# Work item
Copy out lines with the word "フライトソリューションズ" from the material that follows.

::: Records for the exercise

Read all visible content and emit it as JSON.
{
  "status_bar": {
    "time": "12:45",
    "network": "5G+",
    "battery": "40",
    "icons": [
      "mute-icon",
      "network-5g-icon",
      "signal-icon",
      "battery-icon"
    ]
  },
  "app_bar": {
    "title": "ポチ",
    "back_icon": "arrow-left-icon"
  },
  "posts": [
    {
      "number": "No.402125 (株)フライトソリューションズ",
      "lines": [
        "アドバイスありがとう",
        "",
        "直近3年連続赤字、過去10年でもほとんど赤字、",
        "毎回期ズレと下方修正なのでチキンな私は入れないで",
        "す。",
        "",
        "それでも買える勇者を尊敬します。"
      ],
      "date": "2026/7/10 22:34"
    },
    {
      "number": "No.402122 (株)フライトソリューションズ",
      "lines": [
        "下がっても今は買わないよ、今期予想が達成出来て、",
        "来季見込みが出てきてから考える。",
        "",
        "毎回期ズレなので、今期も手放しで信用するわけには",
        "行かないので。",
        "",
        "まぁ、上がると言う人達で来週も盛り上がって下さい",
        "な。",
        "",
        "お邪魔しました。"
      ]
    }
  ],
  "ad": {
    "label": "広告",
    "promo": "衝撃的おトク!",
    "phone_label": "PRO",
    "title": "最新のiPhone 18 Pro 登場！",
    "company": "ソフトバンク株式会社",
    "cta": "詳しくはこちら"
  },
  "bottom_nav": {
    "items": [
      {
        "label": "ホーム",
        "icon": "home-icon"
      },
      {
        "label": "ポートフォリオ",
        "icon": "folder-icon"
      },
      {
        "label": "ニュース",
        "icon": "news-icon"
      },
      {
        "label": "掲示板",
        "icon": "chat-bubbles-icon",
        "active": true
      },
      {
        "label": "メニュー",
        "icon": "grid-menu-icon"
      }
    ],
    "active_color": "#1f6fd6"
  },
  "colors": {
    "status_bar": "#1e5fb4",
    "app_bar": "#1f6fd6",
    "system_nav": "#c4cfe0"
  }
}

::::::

# Output of the exercise
      "number": "No.402125 (株)フライトソリューションズ",
      "number": "No.402122 (株)フライトソリューションズ",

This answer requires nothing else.